Simplifying Web Package Deployment with TFS Build


Overview

In my last post several months ago I described some of the work we’ve been doing to automate web package deployment using MSDeploy and Team Foundation Server 2010 Build Server. In that post I introduced a number of “hard coded” customisations to the Default Template workflow script that is used to drive the TFS Build.

Recently I’ve been refining this script further to allow the reuse of the unmodified workflow scripts between projects through the use of XAML arguments, and thought I might share the output.

Parameterising the MS Deploy activity

This post will focus on modifications to the standard workflow template to allow for an MS Deploy activity to be invoked based purely on the build definition, rather than customising the workflow for each team project.

Step 1: Add parameters to the Default Template xaml file

I did take one shortcut at this stage – the ‘ideal’ approach to collecting the deployment parameter information would be to create a strong typed object structure, then import that into the build process. I’m trying to avoid this at the moment, as we don’t currently need any custom assemblies for the build process and I’m trying to avoid adding extra dependencies.

Therefore I have used the very limited approach of defining a single set of deployment arguments, as opposed to a nice and tidy collection of strongly typed objects we could loop though.

The parameters being added are as follows:

  • Deploy Package 1 (default false)
  • Deploy Package 1 Package Path
  • Deploy Package 1 Script
  • Deploy Package 1 Script Args

Step 2: Setup the metadata to group the deployment arguments

By default, all the added arguments will be added to the “Misc” category in the Build Definition Editor.

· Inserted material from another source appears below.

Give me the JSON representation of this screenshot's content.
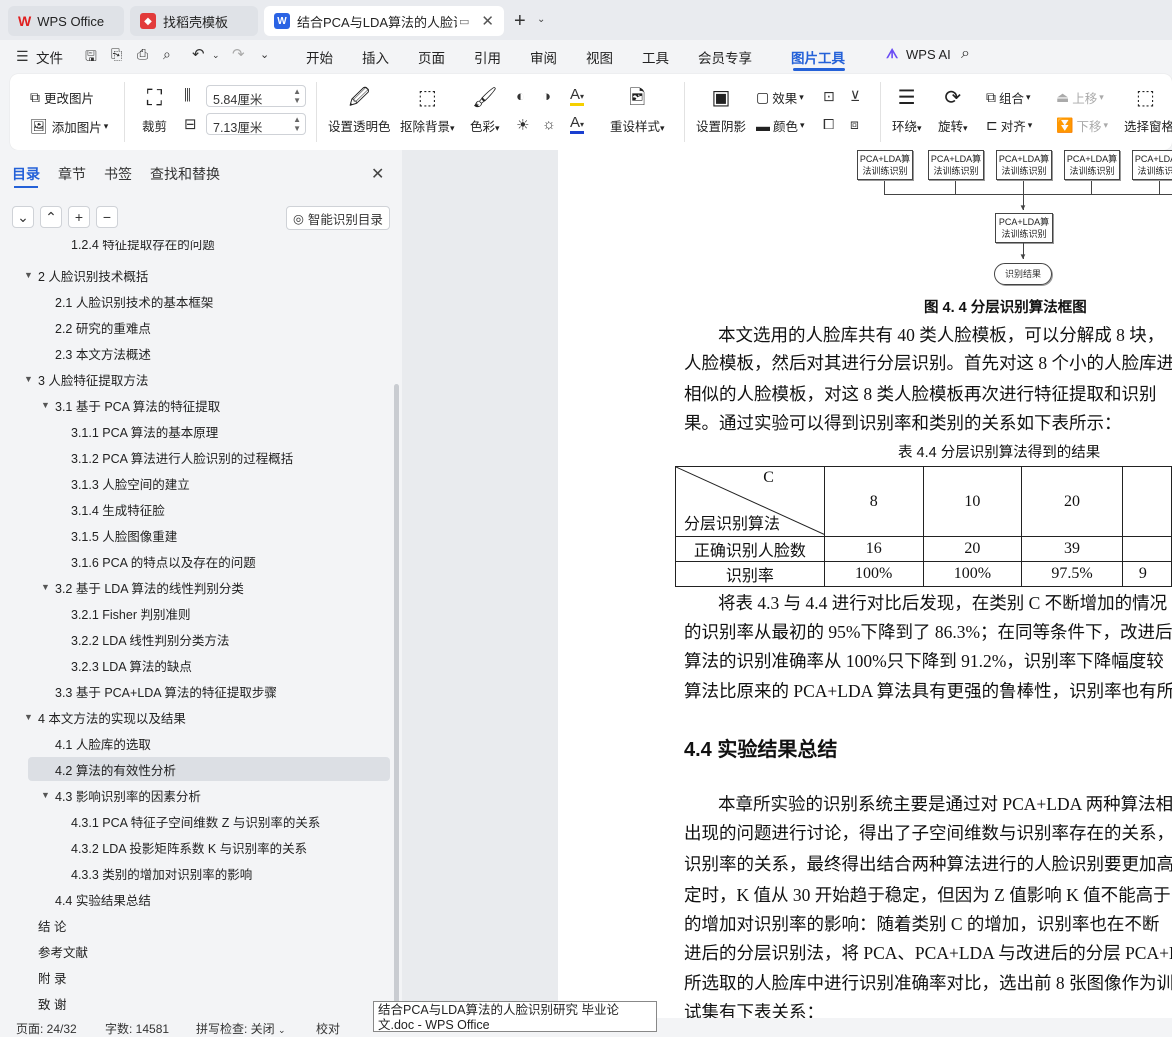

Once you’ve added more than a couple of customizations this becomes fairly confusing so it is important to setup the metadata as you go.

  1. Find the Metadata argument within the Arguments list
  2. Click the ‘…’ button top open the dialog editor
  3. Add a new entry for each new argument added
  4. Ensure that the Category is the same for each parameter to ensure they are grouped together

Step 3: Modify the Invoke Process activity to use the arguments

For this demonstration I’ve chosen to trigger the deployment immediately after the “Try Compile, Test and Associate Changesets and Work Items block”. This is convenient, since it is directly after the output directories are populated – though I am not yet sure that this step will stay here once the integration tests are plugged in.

The parameterized activity results in the following xaml being produced.

<If Condition=[DeployPackage1]DisplayName=If Deploy Package 1
<If.Then>
<Sequence DisplayName=Deploy Package 1tbwt:BuildTrackingParticipant.Importance=Low>
<mtbwa:InvokeProcess Arguments=[DeployPackage1ScriptArgs]DisplayName=Deploy Package 1
FileName=[String.Format(&quot;{0}\{1}&quot;, BuildDetail.DropLocation, DeployPackage1Script)]
      </mtbwa:InvokeProcess>
</Sequence>
</If.Then>
</If>

You’ll note that I’ve wrapped the old Invoke Process activity in a new If block – the primary purpose of this is to allow us to use this workflow even for projects that do not use the build features.

Note: Don’t forget to check-in your xaml changes at this point – otherwise you will not be able to set any of your new arguments in the build definition editor!

Step 4: Setup the Build Definition

Note that this assumes you have already prepared your destination server to allow for remote deployments. See my previous post on Using TFS Build Server for Continuous Integration for help with this configuration if necessary.

The final step is to setup the build definition.

  1. Create a new Build Definition
  2. On the Process tab, note that a new category for “Deploy Package 1” is now displayed
  3. Enter the path to your deployment package, relative to the output directory. Typically this is _PublishedWebsites\MyProject_Package.
  4. Enter the name of the generated command script file.
  5. Enter the arguments required for the command script file. Typically this is /y /M:ServerName /u:UserName /p:Password.
  6. Change the Deploy Package 1 flag to true.

Step 5: Trigger a build, and watch it work!

Whats Next?

There are a number of changes that we have introduced to the standard workflow, that I will endeavour to describe in my next few posts;

  • Cleaning up the Output Directory to include only packages
  • Running Integration tests post-deployment
  • Using transformations on the integration test app.config file to modify the target endpoints for testing
Advertisements

Author: Nick Hoggard

An architect working with the Microsoft development stack, my real interest lies in how we can utilise the tools we have to continuously improve our processes and quality.

4 thoughts on “Simplifying Web Package Deployment with TFS Build”

  1. Excellent post. Thanks for this. Really helped me out today. Running integration tests is next on my list too!

    1. Hi David,

      Good to hear the post helped out. I’ve actually got the integration tests running here now – it wasn’t too complicated, just a matter of copying the existing test activity until after the deployment and changing the testspec. I need to move it to a ‘clean’ workflow so that I can share it publicly. I’m hoping to write this up over the weekend if the family will allow me the time.

      Cheers,

      Nick

Comments are closed.